Death Stranding still falls prey to many of Kojima's bad habits. The opening couple of hours is nearly 90% cutscene, and the way it frontloads much of its lore and painfully on-the-nose character names and terminology is enough to make anyone reach for the uninstall button. But beyond that opening is a game truly unlike any other - and the deliveries are just one part of it.
Ultimately, Death Stranding is a game about making connections. There are the literal ones you make in the game as you zig-zag your way across a broken (and very Icelandic-looking) United States to re-establish the 'chiral network' (a sort of proto-internet that got destroyed in the titular Death Stranding event some years back) that will bring its disparate citizens back together again. There are also the personal ones you'll forge between individual characters as you go about making your deliveries. Sometimes the two go hand in hand, as some bunker inhabitants won't agree to join the chiral network until you've done a few errands for them first to prove they can trust you.
But it's arguably the connections you make with other players that leave the biggest and most lasting impression.
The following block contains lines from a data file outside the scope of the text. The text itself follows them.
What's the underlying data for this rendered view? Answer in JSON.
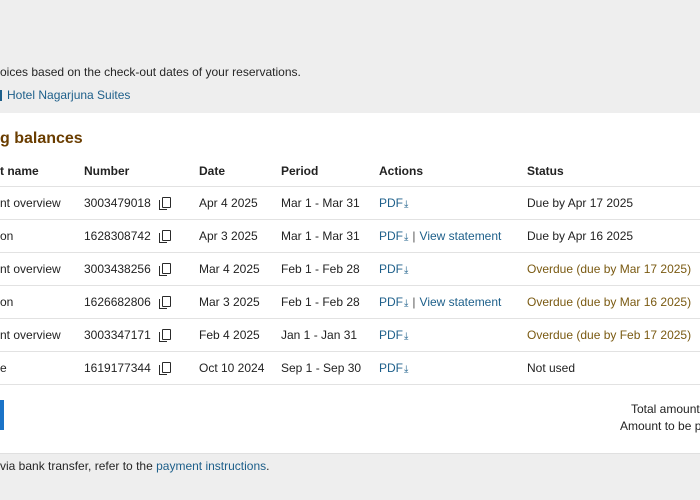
{
  "intro_text": "oices based on the check-out dates of your reservations.",
  "hotel_link": "Hotel Nagarjuna Suites",
  "section_title": "g balances",
  "columns": [
    "t name",
    "Number",
    "Date",
    "Period",
    "Actions",
    "Status"
  ],
  "rows": [
    {
      "name": "nt overview",
      "number": "3003479018",
      "date": "Apr 4 2025",
      "period": "Mar 1 - Mar 31",
      "pdf": "PDF",
      "view": "",
      "status": "Due by Apr 17 2025",
      "overdue": false
    },
    {
      "name": "on",
      "number": "1628308742",
      "date": "Apr 3 2025",
      "period": "Mar 1 - Mar 31",
      "pdf": "PDF",
      "view": "View statement",
      "status": "Due by Apr 16 2025",
      "overdue": false
    },
    {
      "name": "nt overview",
      "number": "3003438256",
      "date": "Mar 4 2025",
      "period": "Feb 1 - Feb 28",
      "pdf": "PDF",
      "view": "",
      "status": "Overdue (due by Mar 17 2025)",
      "overdue": true
    },
    {
      "name": "on",
      "number": "1626682806",
      "date": "Mar 3 2025",
      "period": "Feb 1 - Feb 28",
      "pdf": "PDF",
      "view": "View statement",
      "status": "Overdue (due by Mar 16 2025)",
      "overdue": true
    },
    {
      "name": "nt overview",
      "number": "3003347171",
      "date": "Feb 4 2025",
      "period": "Jan 1 - Jan 31",
      "pdf": "PDF",
      "view": "",
      "status": "Overdue (due by Feb 17 2025)",
      "overdue": true
    },
    {
      "name": "e",
      "number": "1619177344",
      "date": "Oct 10 2024",
      "period": "Sep 1 - Sep 30",
      "pdf": "PDF",
      "view": "",
      "status": "Not used",
      "overdue": false
    }
  ],
  "separator": "|",
  "total_label": "Total amount",
  "to_pay_label": "Amount to be p",
  "footer_prefix": " via bank transfer, refer to the ",
  "footer_link": "payment instructions",
  "footer_suffix": ".",
  "icons": {
    "copy": "copy-icon",
    "download": "download-icon"
  },
  "colors": {
    "link": "#1d5f8a",
    "title": "#6a3d00",
    "overdue": "#7a5a12",
    "button": "#1a73c8"
  }
}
While Death Stranding is fundamentally a single-player game, its asymmetric online multiplayer elements will also see the work of other porters occasionally overlap with your own, whether it's a kind soul picking up and delivering a lost piece of cargo or a helping hand making a vital contribution to a big bit of construction while you've been plugging away at for your last few play sessions. I 'made connections' with just shy of 1600 other players, according to my end-game stats, which is actually a lot less than what I was expecting.
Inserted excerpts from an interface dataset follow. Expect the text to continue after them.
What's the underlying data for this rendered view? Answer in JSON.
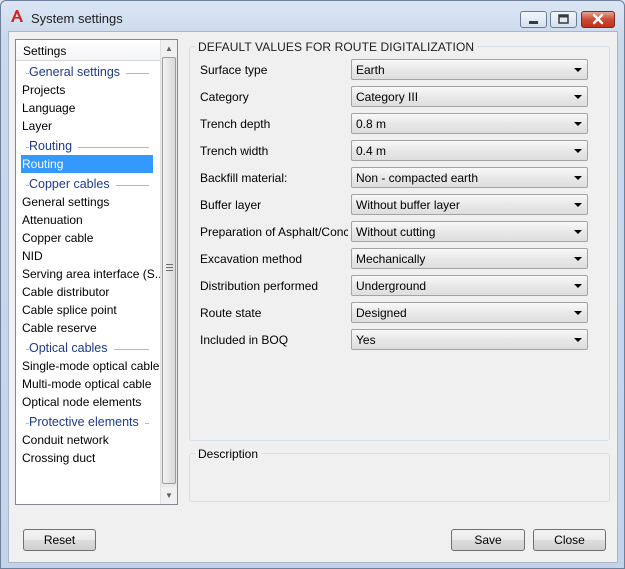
{
  "window": {
    "title": "System settings"
  },
  "nav": {
    "header": "Settings",
    "entries": [
      {
        "type": "group",
        "label": "General settings"
      },
      {
        "type": "item",
        "label": "Projects"
      },
      {
        "type": "item",
        "label": "Language"
      },
      {
        "type": "item",
        "label": "Layer"
      },
      {
        "type": "group",
        "label": "Routing"
      },
      {
        "type": "item",
        "label": "Routing",
        "selected": true
      },
      {
        "type": "group",
        "label": "Copper cables"
      },
      {
        "type": "item",
        "label": "General settings"
      },
      {
        "type": "item",
        "label": "Attenuation"
      },
      {
        "type": "item",
        "label": "Copper cable"
      },
      {
        "type": "item",
        "label": "NID"
      },
      {
        "type": "item",
        "label": "Serving area interface (S..."
      },
      {
        "type": "item",
        "label": "Cable distributor"
      },
      {
        "type": "item",
        "label": "Cable splice point"
      },
      {
        "type": "item",
        "label": "Cable reserve"
      },
      {
        "type": "group",
        "label": "Optical cables"
      },
      {
        "type": "item",
        "label": "Single-mode optical cable"
      },
      {
        "type": "item",
        "label": "Multi-mode optical cable"
      },
      {
        "type": "item",
        "label": "Optical node elements"
      },
      {
        "type": "group",
        "label": "Protective elements"
      },
      {
        "type": "item",
        "label": "Conduit network"
      },
      {
        "type": "item",
        "label": "Crossing duct"
      }
    ]
  },
  "form": {
    "group_title": "DEFAULT VALUES FOR ROUTE DIGITALIZATION",
    "fields": [
      {
        "label": "Surface type",
        "value": "Earth"
      },
      {
        "label": "Category",
        "value": "Category III"
      },
      {
        "label": "Trench depth",
        "value": "0.8 m"
      },
      {
        "label": "Trench width",
        "value": "0.4 m"
      },
      {
        "label": "Backfill material:",
        "value": "Non - compacted earth"
      },
      {
        "label": "Buffer layer",
        "value": "Without buffer layer"
      },
      {
        "label": "Preparation of Asphalt/Concrete",
        "value": "Without cutting"
      },
      {
        "label": "Excavation method",
        "value": "Mechanically"
      },
      {
        "label": "Distribution performed",
        "value": "Underground"
      },
      {
        "label": "Route state",
        "value": "Designed"
      },
      {
        "label": "Included in BOQ",
        "value": "Yes"
      }
    ]
  },
  "description": {
    "title": "Description"
  },
  "buttons": {
    "reset": "Reset",
    "save": "Save",
    "close": "Close"
  },
  "colors": {
    "selection": "#3399ff",
    "group_label": "#1f3b8a",
    "close_button": "#c0301c"
  }
}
Most importantly, though, those who have gone before you don't instantly leave the world 'filled in' either. There's a bit of wibbly-wobbly timey-wimey logic involved, admittedly, but your first run at every new region you encounter is as pure and fresh as the untouched earth beneath your feet. It's only once you bring a bunker online that the world suddenly fizzes into life, the landmarks left by those early trekkers now visible on your map and in the world around you. I still had to put in a lot of work myself, mind, but lemme tell ya, using my ziplines to join up those left by other players in its hilly mountain range is one of my proudest game accomplishments of the year. I didn't even do it for the 'likes', either, which other players can award you for all manner of reasons. I did it because, deep down, these structures - these connections - are about paying it forward, and leaving a world behind that's worth living in for those that come after you.
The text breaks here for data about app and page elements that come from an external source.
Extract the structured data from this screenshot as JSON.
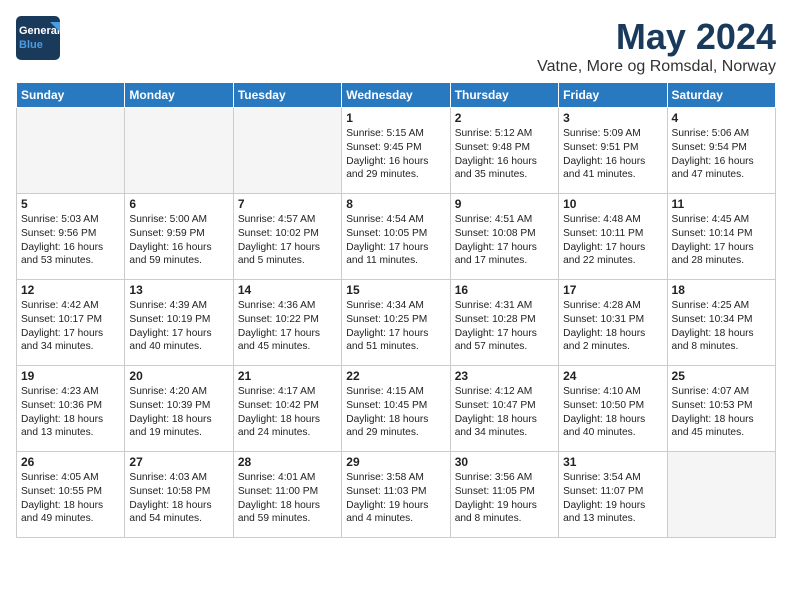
{
  "logo": {
    "line1": "General",
    "line2": "Blue"
  },
  "title": "May 2024",
  "location": "Vatne, More og Romsdal, Norway",
  "headers": [
    "Sunday",
    "Monday",
    "Tuesday",
    "Wednesday",
    "Thursday",
    "Friday",
    "Saturday"
  ],
  "weeks": [
    [
      {
        "day": "",
        "content": ""
      },
      {
        "day": "",
        "content": ""
      },
      {
        "day": "",
        "content": ""
      },
      {
        "day": "1",
        "content": "Sunrise: 5:15 AM\nSunset: 9:45 PM\nDaylight: 16 hours\nand 29 minutes."
      },
      {
        "day": "2",
        "content": "Sunrise: 5:12 AM\nSunset: 9:48 PM\nDaylight: 16 hours\nand 35 minutes."
      },
      {
        "day": "3",
        "content": "Sunrise: 5:09 AM\nSunset: 9:51 PM\nDaylight: 16 hours\nand 41 minutes."
      },
      {
        "day": "4",
        "content": "Sunrise: 5:06 AM\nSunset: 9:54 PM\nDaylight: 16 hours\nand 47 minutes."
      }
    ],
    [
      {
        "day": "5",
        "content": "Sunrise: 5:03 AM\nSunset: 9:56 PM\nDaylight: 16 hours\nand 53 minutes."
      },
      {
        "day": "6",
        "content": "Sunrise: 5:00 AM\nSunset: 9:59 PM\nDaylight: 16 hours\nand 59 minutes."
      },
      {
        "day": "7",
        "content": "Sunrise: 4:57 AM\nSunset: 10:02 PM\nDaylight: 17 hours\nand 5 minutes."
      },
      {
        "day": "8",
        "content": "Sunrise: 4:54 AM\nSunset: 10:05 PM\nDaylight: 17 hours\nand 11 minutes."
      },
      {
        "day": "9",
        "content": "Sunrise: 4:51 AM\nSunset: 10:08 PM\nDaylight: 17 hours\nand 17 minutes."
      },
      {
        "day": "10",
        "content": "Sunrise: 4:48 AM\nSunset: 10:11 PM\nDaylight: 17 hours\nand 22 minutes."
      },
      {
        "day": "11",
        "content": "Sunrise: 4:45 AM\nSunset: 10:14 PM\nDaylight: 17 hours\nand 28 minutes."
      }
    ],
    [
      {
        "day": "12",
        "content": "Sunrise: 4:42 AM\nSunset: 10:17 PM\nDaylight: 17 hours\nand 34 minutes."
      },
      {
        "day": "13",
        "content": "Sunrise: 4:39 AM\nSunset: 10:19 PM\nDaylight: 17 hours\nand 40 minutes."
      },
      {
        "day": "14",
        "content": "Sunrise: 4:36 AM\nSunset: 10:22 PM\nDaylight: 17 hours\nand 45 minutes."
      },
      {
        "day": "15",
        "content": "Sunrise: 4:34 AM\nSunset: 10:25 PM\nDaylight: 17 hours\nand 51 minutes."
      },
      {
        "day": "16",
        "content": "Sunrise: 4:31 AM\nSunset: 10:28 PM\nDaylight: 17 hours\nand 57 minutes."
      },
      {
        "day": "17",
        "content": "Sunrise: 4:28 AM\nSunset: 10:31 PM\nDaylight: 18 hours\nand 2 minutes."
      },
      {
        "day": "18",
        "content": "Sunrise: 4:25 AM\nSunset: 10:34 PM\nDaylight: 18 hours\nand 8 minutes."
      }
    ],
    [
      {
        "day": "19",
        "content": "Sunrise: 4:23 AM\nSunset: 10:36 PM\nDaylight: 18 hours\nand 13 minutes."
      },
      {
        "day": "20",
        "content": "Sunrise: 4:20 AM\nSunset: 10:39 PM\nDaylight: 18 hours\nand 19 minutes."
      },
      {
        "day": "21",
        "content": "Sunrise: 4:17 AM\nSunset: 10:42 PM\nDaylight: 18 hours\nand 24 minutes."
      },
      {
        "day": "22",
        "content": "Sunrise: 4:15 AM\nSunset: 10:45 PM\nDaylight: 18 hours\nand 29 minutes."
      },
      {
        "day": "23",
        "content": "Sunrise: 4:12 AM\nSunset: 10:47 PM\nDaylight: 18 hours\nand 34 minutes."
      },
      {
        "day": "24",
        "content": "Sunrise: 4:10 AM\nSunset: 10:50 PM\nDaylight: 18 hours\nand 40 minutes."
      },
      {
        "day": "25",
        "content": "Sunrise: 4:07 AM\nSunset: 10:53 PM\nDaylight: 18 hours\nand 45 minutes."
      }
    ],
    [
      {
        "day": "26",
        "content": "Sunrise: 4:05 AM\nSunset: 10:55 PM\nDaylight: 18 hours\nand 49 minutes."
      },
      {
        "day": "27",
        "content": "Sunrise: 4:03 AM\nSunset: 10:58 PM\nDaylight: 18 hours\nand 54 minutes."
      },
      {
        "day": "28",
        "content": "Sunrise: 4:01 AM\nSunset: 11:00 PM\nDaylight: 18 hours\nand 59 minutes."
      },
      {
        "day": "29",
        "content": "Sunrise: 3:58 AM\nSunset: 11:03 PM\nDaylight: 19 hours\nand 4 minutes."
      },
      {
        "day": "30",
        "content": "Sunrise: 3:56 AM\nSunset: 11:05 PM\nDaylight: 19 hours\nand 8 minutes."
      },
      {
        "day": "31",
        "content": "Sunrise: 3:54 AM\nSunset: 11:07 PM\nDaylight: 19 hours\nand 13 minutes."
      },
      {
        "day": "",
        "content": ""
      }
    ]
  ]
}
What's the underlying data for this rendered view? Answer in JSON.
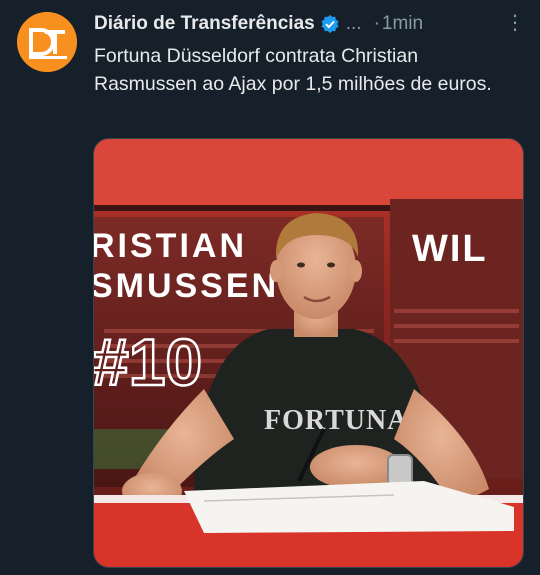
{
  "tweet": {
    "author_name": "Diário de Transferências",
    "handle": "...",
    "separator": "·",
    "timestamp": "1min",
    "more_label": "⋮",
    "text": "Fortuna Düsseldorf contrata Christian Rasmussen ao Ajax por 1,5 milhões de euros.",
    "avatar_icon": "dt-logo-icon",
    "verified_icon": "verified-badge-icon"
  },
  "media": {
    "backdrop_name_line1": "RISTIAN",
    "backdrop_name_line2": "SMUSSEN",
    "backdrop_number": "#10",
    "backdrop_right_text": "WIL",
    "shirt_text": "FORTUNA"
  },
  "colors": {
    "background": "#15202b",
    "accent": "#1d9bf0",
    "avatar_bg": "#f7901e",
    "muted": "#8b98a5"
  }
}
This sits at the heart of everything you do in Death Stranding, a game about so much more than simply moving boxes from one point to another, and for this reason it's my personal PC game pick of the year. No matter how disconnected and disinterested you are in the world around you - a point protagonist Sam takes great pains to put across throughout the course of the game - we're ultimately all in this together, and it's only by embracing the weird quirks of others (and in turn the weird quirks of the game, with its sentient babies in jars, nuclear ghosts and all manner of supernatural nonsense) that the cast of Death Stranding can start to pull themselves together and build a new life from the ruins of their mistakes. Yes, it might seem strange and ridiculous to have a baby in a jar strapped to your chest, but I'll be damned if I didn't end up loving BB like they were my own child by the time I reached the end credits. Death Stranding is a strange, odd and yes, at times baffling game, but open your heart to it and you'll find there are plenty of reasons to smash that 'like' button and love it just as much as I did.